Egan traces the roots of the Dust Bowl from wresting the High Plains from Native Americans to the “plow up” that tore the land apart. He brings to life those who wrestled the dry landscape—hard scrabble farmers, railroad barons, real estate speculators, and politicians. Most lost.

From 1930 to 1935 there were 750,000 bankruptcies or foreclosures on farms. Nearly a million people left the Great Plains—the largest displacement America had ever seen.

FDR clung to the belief that there was a way for man to fix what man had broken. Immediately upon taking office in 1933, he issued a call to arms to restore the land and keep farmers on it.

Dustbowl by Arthur Rothstein

Dustbowl by Arthur Rothstein
About to be engulfed in a gigantic dust cloud is a peaceful little ranch in Boise City, Oklahoma where the top soil is being dried and blown away. This photo was taken on April 15, 1935.
Photo Credit: Associated Press

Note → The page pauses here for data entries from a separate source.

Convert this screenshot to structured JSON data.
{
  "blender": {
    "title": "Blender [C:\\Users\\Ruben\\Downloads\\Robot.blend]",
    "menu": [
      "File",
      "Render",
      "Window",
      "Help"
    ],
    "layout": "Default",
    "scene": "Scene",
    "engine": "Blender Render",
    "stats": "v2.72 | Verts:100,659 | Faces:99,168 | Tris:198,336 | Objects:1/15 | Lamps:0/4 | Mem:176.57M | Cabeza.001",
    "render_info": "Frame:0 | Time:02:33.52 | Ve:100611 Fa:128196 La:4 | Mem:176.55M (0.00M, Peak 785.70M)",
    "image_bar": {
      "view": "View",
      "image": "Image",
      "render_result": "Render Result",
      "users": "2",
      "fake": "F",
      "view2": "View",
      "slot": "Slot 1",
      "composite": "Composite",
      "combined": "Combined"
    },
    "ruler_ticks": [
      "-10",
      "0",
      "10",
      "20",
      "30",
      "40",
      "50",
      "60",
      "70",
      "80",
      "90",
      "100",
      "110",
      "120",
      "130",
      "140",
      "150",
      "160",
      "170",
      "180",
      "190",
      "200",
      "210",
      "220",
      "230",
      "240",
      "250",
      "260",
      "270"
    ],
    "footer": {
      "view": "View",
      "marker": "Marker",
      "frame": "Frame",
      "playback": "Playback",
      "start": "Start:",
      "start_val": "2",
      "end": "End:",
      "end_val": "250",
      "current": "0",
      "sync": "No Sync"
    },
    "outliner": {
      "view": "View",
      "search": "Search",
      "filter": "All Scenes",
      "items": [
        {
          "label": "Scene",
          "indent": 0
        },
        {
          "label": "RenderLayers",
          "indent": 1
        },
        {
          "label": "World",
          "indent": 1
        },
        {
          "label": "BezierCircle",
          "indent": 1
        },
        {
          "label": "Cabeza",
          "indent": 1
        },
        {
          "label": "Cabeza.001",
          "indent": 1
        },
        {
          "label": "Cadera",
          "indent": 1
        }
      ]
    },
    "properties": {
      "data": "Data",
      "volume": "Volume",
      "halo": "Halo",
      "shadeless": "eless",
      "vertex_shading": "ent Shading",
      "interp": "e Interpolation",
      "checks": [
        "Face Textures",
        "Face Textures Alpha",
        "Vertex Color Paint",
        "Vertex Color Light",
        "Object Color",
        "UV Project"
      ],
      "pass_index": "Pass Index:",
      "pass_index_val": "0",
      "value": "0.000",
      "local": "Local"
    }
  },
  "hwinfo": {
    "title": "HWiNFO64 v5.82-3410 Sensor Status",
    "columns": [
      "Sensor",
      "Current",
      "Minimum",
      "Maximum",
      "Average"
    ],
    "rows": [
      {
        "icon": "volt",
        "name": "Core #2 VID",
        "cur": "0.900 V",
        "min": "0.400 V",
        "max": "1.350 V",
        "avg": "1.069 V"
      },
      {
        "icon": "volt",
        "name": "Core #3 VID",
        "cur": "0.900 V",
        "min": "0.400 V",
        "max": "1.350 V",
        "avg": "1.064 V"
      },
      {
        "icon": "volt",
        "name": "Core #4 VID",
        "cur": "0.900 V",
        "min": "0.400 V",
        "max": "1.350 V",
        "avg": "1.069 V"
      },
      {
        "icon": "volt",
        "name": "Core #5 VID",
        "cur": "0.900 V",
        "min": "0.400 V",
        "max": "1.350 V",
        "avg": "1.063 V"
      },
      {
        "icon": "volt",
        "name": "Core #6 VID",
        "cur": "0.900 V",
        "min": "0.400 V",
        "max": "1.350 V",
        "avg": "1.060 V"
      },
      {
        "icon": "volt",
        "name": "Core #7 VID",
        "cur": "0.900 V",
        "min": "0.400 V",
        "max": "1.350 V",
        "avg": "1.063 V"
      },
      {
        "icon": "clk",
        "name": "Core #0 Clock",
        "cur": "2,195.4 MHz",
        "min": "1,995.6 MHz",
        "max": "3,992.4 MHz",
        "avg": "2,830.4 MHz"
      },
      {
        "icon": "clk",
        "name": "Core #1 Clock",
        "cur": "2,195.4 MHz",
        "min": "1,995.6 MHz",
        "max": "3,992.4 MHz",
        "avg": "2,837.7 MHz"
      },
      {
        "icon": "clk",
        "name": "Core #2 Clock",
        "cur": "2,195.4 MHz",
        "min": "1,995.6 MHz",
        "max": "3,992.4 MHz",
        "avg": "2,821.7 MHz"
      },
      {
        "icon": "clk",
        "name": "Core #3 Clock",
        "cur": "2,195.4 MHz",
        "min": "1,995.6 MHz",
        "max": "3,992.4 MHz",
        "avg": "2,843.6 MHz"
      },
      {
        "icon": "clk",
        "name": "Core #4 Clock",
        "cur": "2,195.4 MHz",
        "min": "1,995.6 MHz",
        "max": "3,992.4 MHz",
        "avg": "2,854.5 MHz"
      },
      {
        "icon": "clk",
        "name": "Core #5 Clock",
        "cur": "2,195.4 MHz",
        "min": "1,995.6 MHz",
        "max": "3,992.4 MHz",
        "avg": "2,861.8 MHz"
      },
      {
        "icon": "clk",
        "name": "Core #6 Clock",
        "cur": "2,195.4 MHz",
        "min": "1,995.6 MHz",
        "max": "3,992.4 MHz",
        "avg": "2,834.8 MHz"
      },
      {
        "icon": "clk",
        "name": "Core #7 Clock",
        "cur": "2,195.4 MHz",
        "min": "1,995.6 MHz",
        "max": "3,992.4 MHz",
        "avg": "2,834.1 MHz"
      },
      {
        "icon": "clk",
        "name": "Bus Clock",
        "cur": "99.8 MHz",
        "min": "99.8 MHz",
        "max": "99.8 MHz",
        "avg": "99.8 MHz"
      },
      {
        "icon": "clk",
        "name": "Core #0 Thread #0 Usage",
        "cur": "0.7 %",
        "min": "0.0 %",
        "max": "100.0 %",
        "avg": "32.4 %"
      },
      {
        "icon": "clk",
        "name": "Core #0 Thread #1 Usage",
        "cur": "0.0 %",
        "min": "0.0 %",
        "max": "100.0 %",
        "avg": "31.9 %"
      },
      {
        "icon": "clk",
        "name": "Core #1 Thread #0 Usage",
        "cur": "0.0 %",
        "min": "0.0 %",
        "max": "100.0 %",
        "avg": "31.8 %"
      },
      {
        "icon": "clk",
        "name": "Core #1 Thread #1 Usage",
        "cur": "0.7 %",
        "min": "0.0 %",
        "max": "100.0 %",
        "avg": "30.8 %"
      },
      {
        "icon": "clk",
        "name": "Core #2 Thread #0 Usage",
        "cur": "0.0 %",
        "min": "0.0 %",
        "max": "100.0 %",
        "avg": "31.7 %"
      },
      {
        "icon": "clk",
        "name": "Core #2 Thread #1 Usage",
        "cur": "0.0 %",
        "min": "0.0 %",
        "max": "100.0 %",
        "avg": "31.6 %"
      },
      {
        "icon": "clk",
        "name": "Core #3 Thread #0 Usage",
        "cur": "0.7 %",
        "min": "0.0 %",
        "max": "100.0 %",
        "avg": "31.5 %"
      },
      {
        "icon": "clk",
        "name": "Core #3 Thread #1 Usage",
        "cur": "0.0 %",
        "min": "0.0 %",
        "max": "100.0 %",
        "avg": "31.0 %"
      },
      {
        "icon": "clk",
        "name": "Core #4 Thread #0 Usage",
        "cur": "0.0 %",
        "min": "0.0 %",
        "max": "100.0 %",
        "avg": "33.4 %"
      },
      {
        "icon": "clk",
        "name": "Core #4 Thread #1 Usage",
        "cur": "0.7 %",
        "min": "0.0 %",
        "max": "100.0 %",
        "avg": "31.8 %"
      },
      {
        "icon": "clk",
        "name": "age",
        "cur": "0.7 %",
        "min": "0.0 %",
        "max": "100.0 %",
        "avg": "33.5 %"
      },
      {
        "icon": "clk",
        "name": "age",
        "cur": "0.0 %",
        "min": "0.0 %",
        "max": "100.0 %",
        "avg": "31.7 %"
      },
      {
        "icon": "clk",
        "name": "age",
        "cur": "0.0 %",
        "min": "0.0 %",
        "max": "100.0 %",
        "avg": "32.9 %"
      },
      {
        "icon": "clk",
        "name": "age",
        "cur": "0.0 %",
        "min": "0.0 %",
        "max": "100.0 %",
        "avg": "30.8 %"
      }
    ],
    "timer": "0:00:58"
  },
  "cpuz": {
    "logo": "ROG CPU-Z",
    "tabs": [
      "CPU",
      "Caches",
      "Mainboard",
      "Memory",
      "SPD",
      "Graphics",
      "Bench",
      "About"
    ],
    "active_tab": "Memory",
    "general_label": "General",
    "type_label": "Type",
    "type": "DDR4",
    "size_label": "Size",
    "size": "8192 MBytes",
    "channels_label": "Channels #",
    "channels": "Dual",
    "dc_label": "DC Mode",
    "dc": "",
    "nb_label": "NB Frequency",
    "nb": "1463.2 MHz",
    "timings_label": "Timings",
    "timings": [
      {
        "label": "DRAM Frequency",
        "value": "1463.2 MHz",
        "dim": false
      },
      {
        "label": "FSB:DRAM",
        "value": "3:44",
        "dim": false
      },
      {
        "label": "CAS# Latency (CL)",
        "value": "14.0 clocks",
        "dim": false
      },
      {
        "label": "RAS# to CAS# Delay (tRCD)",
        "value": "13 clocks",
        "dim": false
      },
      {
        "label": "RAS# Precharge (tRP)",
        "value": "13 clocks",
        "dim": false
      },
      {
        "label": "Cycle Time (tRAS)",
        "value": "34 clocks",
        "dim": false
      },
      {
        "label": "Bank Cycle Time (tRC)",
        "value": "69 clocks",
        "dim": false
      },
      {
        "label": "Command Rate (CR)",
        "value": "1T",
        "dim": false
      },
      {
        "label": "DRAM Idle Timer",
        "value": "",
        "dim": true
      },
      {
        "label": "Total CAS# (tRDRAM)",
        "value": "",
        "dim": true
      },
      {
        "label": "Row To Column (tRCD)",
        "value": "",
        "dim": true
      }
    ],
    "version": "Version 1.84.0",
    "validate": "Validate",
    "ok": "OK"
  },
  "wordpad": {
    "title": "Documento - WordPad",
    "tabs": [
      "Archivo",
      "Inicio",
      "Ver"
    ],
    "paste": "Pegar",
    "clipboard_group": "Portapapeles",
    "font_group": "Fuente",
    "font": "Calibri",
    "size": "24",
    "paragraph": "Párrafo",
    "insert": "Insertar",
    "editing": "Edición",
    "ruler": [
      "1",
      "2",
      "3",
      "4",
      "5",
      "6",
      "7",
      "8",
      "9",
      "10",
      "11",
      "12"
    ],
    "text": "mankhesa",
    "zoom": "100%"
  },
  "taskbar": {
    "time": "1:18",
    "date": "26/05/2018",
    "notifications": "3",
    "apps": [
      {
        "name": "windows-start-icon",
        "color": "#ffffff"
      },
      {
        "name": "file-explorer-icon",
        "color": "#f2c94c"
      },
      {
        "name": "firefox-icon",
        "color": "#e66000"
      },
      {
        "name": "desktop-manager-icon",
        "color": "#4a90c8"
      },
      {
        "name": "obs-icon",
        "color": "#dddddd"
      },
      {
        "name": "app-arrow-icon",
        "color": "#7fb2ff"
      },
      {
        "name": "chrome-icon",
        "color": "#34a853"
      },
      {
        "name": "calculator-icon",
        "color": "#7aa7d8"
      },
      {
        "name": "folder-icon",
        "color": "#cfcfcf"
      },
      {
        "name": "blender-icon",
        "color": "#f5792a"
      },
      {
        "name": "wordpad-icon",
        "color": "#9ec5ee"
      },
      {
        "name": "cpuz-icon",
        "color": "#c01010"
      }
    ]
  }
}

Some of his first acts under the New Deal–subsidizing farmers, anchoring the land, planting millions of trees—were controversial even among members of his Brain Trust. Interior Secretary Harold Ickes questioned perpetuating farming on the parched prairies. In his view the land was spent. Meanwhile, Hugh Bennett, who fought for the creation of the Soil Conservation Service and became its first director, became a crusader when heartland politicians resisted federal involvement.

Egan recounts that Bennett was trying to win over skeptics in Congress when the sky over the Senate Office Building grew dark with dust. “This, gentleman, is what I’m talking about,” Bennett told them. “There goes Oklahoma.”

Egan’s epilogue will disabuse the notion that such massive environmental disasters are in the past. Bloated subsidies to corporate agriculture; ghost towns dotting the Plains; alarming rates of groundwater draw down; and persistent drought may be harbingers of Black Sundays ahead.

Susan Ives is editor of the Living New Deal Newsletter